This is the 3rd largest ASF outbreak in Latvia in 2017, following 2 earlier incidents in January 2017, both reported at the facilities of local pig manufacturer Ancers. The new outbreak takes the count of the pigs culled due to ASF in 2017 to more than 21,000 heads.
Anna Tenisa, chairman of AS Latgales Bekons, shared with local news channel Gorod, that she was shocked with the incident, and that it is unclear where the disease came from. The company introduced enhanced safety measures following an outbreak of Classical Swine Fever (CSF) in 2011, which includes a fence around the farm, strict disinfection rules and no vehicles from outside to enter the farm premises.

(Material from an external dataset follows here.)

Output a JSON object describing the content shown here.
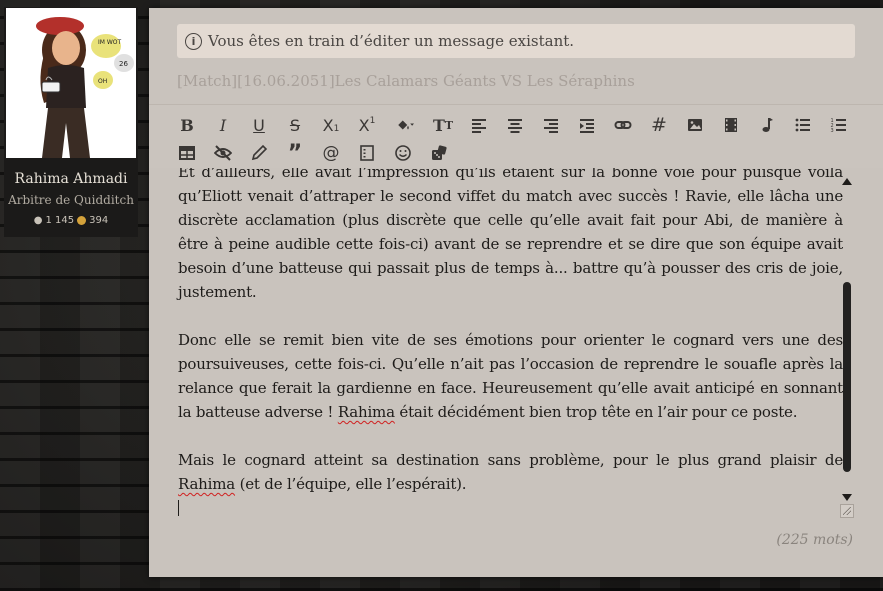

Gorod estimated that financial losses due to ASF could amount to €17 million to Latvia’s industry in 2017. Particular concerns are associated with the reduction in the population of the national pig breed Latvian White, which is also affected as a result of outbreaks.

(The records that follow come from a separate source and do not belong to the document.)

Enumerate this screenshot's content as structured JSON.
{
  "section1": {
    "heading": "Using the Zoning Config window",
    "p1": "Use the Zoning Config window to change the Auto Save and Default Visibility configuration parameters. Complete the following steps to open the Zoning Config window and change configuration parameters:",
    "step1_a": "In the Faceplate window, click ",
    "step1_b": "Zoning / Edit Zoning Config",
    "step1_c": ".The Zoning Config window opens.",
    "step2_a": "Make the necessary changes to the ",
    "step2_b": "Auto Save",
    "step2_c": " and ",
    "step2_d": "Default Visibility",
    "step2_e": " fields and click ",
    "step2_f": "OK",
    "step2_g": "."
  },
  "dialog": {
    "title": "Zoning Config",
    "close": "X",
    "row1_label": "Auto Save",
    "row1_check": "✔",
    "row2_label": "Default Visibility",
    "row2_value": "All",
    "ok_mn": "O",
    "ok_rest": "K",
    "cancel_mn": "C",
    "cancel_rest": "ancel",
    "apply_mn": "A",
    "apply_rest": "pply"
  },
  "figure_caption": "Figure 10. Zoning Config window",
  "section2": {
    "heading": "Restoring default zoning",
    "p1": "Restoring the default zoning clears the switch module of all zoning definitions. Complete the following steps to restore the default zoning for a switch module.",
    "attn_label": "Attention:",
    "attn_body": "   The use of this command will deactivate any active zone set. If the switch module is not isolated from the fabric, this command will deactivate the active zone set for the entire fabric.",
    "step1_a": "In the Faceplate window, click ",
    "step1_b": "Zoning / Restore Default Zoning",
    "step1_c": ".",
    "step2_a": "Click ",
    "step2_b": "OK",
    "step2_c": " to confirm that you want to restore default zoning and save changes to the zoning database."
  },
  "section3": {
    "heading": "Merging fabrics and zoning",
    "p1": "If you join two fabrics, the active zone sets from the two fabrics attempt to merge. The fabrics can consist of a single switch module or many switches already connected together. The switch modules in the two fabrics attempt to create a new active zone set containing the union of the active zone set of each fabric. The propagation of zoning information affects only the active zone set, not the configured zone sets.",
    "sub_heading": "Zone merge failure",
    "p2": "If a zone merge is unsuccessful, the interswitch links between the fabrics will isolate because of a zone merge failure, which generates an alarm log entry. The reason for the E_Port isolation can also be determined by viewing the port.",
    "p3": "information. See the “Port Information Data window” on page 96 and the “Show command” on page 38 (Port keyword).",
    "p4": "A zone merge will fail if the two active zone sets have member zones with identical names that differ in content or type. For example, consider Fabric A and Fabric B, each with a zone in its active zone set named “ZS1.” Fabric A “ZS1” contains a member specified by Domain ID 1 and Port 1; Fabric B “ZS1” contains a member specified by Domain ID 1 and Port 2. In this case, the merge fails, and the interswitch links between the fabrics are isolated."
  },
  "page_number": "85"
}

Czech Republic, which was faced with the first-ever outbreaks of African Swine Fever this year, continues to report new findings of wild boars that have succumbed to the virus. The total count so far is at 71, according to the Organization for Animal Health (OIE). All animals were found close to the town Zlín, in the far east of the country.

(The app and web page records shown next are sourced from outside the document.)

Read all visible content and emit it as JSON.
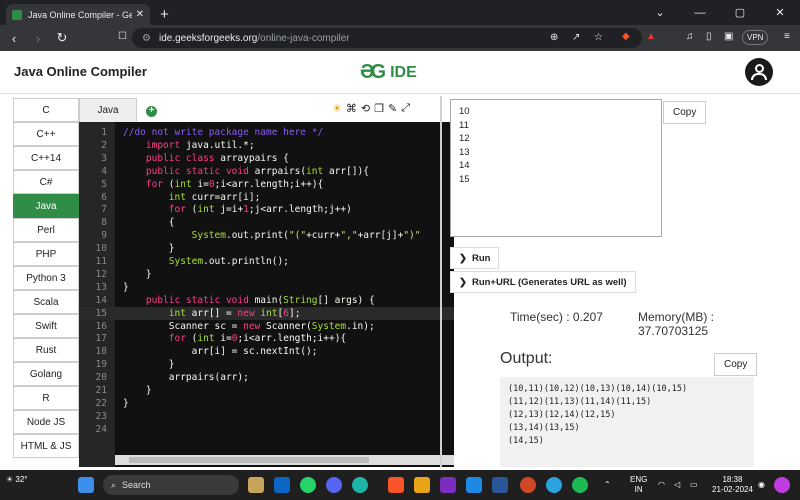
{
  "browser": {
    "tab_title": "Java Online Compiler - Geeksfor",
    "url_domain": "ide.geeksforgeeks.org",
    "url_path": "/online-java-compiler",
    "vpn_label": "VPN"
  },
  "header": {
    "title": "Java Online Compiler",
    "logo_text": "IDE"
  },
  "languages": [
    "C",
    "C++",
    "C++14",
    "C#",
    "Java",
    "Perl",
    "PHP",
    "Python 3",
    "Scala",
    "Swift",
    "Rust",
    "Golang",
    "R",
    "Node JS",
    "HTML & JS"
  ],
  "active_language": "Java",
  "editor": {
    "tab_label": "Java",
    "line_numbers": [
      "1",
      "2",
      "3",
      "4",
      "5",
      "6",
      "7",
      "8",
      "9",
      "10",
      "11",
      "12",
      "13",
      "14",
      "15",
      "16",
      "17",
      "18",
      "19",
      "20",
      "21",
      "22",
      "23",
      "24"
    ],
    "highlighted_line": "15"
  },
  "input": {
    "lines": [
      "10",
      "11",
      "12",
      "13",
      "14",
      "15"
    ],
    "copy_label": "Copy"
  },
  "actions": {
    "run_label": "Run",
    "run_url_label": "Run+URL (Generates URL as well)"
  },
  "metrics": {
    "time_label": "Time(sec) : 0.207",
    "memory_label": "Memory(MB) :",
    "memory_value": "37.70703125"
  },
  "output": {
    "label": "Output:",
    "copy_label": "Copy",
    "lines": [
      "(10,11)(10,12)(10,13)(10,14)(10,15)",
      "(11,12)(11,13)(11,14)(11,15)",
      "(12,13)(12,14)(12,15)",
      "(13,14)(13,15)",
      "(14,15)"
    ]
  },
  "taskbar": {
    "weather": "32°",
    "search_placeholder": "Search",
    "lang_top": "ENG",
    "lang_bottom": "IN",
    "time": "18:38",
    "date": "21-02-2024"
  }
}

In the meantime, the country aims to build an electric fence around the infected area, measuring 45km, the German swine website SUS Online reported. This will have to block the movement of wild boars. Simultaneously, both inside and outside this area, hunting wild boars has been intensified.
Romania also witnessed its 1st ASF outbreaks this year. So far, 2 backyard farms have been found to be infected, according to the OIE website. Both happened in Satu Mare, in the north of the country.
Both Estonia and Poland have had ASF within its territories since 2014 and continue to report outbreaks. Poland reports outbreaks to the OIE both in smaller-sized farms as well as in forests. The government also recently announced stricter measures to curb ASF.
In Estonia, it has remained relatively quiet in 2017 with regard to African Swine Fever, although until the end of July the virus had claimed over 6,500 swine this year so far, according to official information.